Anticipating the future is difficult in any situation, but assessing
the prospects for nuclear power in the next fifty years presents especially
complex challenges.1 The public perception
of nuclear power has changed and continues to change. Once viewed as a miracle of
modern technology, nuclear power came to be perceived by many as a potential catastrophe;
now it is viewed as a potential, albeit potentially still dangerous, source of green
power. Conventional wisdom in the 1960s held that nuclear power could dominate the
electricity sectors of developed countries, while less than twenty years later,
many predicted the complete demise of the U.S. nuclear industry following the Three
Mile Island accident in 1979. Yet neither attitude fully forecast the situation
today: a nuclear industry that is not dominant, but is far from dead. Indeed, the
history of long-range planning for nuclear power serves as a caution for anyone
wishing to make predictions about the state of the industry over the next half-century.
Nonetheless, it is critical to assess its role in the future energy mix: decisions
taken now will impact the energy sector for many years. This assessment requires
both a review of past planning strategies and a new approach that considers alternate
scenarios that may differ radically from business as usual.
While a number of studies have explored the future of nuclear power under various
circumstances,2 the purpose of this paper
is to consider game-changing events for nuclear energy. We take “the game”
to be the current no-surprise scenario for the next fifty years: that is, a
slow and uneven growth in nuclear power worldwide. Growth will be very strong in
China and India, significant in Japan, South Korea, and Russia, and sluggish
in the United States and Western Europe, where current plans call for replacing,
but not significantly expanding, the existing large fleets. This course
of events will be the result of planned investments and government decisions, coupled
with anticipated changes implemented over known horizons. Several variations on
this scenario are accepted possibilities. In this paper, we first devote a
brief section to the ongoing Fukushima disaster. We then revisit and discuss some
of the difficulties inherent in forecasting nuclear energy supply and usage.
We will also attempt to determine the reasonable boundaries of global nuclear energy
supply and demand over the next fifty years based on an assessment of the
most likely nuclear scenarios in major nuclear countries, as well as smaller nations.
We consider the resulting range of outcomes to be the no-surprise scenario. We also
examine the precursors to this range of scenarios in order to understand what occurrences
could potentially change their anticipated outcomes. We then devote the remainder
of our analysis to game changers.
http://stanford.edu/group/gamechangers/. The workshop was conducted

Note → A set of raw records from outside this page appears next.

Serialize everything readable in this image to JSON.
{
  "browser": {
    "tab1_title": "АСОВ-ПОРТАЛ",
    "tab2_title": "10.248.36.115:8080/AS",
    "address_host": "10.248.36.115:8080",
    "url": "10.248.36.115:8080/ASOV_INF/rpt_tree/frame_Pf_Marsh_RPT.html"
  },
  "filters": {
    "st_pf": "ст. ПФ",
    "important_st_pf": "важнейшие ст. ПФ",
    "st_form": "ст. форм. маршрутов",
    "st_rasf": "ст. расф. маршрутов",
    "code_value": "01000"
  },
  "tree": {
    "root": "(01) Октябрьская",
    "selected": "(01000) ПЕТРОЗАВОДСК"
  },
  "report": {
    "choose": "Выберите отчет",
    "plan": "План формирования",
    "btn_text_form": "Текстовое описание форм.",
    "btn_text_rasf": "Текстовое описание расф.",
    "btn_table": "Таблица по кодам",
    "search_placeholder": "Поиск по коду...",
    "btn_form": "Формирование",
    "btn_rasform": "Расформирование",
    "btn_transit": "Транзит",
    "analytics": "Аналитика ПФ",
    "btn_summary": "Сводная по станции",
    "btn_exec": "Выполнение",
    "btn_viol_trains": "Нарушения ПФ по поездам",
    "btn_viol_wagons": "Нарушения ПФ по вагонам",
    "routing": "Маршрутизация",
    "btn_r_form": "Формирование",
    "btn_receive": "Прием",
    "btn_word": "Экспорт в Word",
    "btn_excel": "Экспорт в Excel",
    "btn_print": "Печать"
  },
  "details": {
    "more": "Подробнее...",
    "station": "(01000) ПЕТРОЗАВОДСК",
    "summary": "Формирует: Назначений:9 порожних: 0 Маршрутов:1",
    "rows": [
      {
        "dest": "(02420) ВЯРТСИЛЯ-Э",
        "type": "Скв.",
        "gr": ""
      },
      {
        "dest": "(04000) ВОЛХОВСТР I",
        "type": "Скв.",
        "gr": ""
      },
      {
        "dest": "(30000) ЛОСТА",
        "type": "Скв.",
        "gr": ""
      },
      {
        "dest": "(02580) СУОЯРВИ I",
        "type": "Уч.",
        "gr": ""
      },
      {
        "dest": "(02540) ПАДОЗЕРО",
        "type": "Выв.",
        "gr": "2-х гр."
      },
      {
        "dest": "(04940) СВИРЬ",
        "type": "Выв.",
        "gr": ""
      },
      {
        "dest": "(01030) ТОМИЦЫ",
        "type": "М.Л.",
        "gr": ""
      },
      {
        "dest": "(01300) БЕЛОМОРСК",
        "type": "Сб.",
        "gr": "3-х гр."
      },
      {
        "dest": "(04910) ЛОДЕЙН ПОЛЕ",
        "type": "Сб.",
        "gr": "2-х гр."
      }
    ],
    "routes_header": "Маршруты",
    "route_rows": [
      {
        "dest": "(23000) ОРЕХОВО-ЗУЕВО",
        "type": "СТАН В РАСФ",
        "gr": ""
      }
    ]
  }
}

on a no-attribution basis. The authors are grateful to all workshop participants
and to the leaders of the American Academy’s Global Nuclear Future Initiative
for their involvement and support of this project.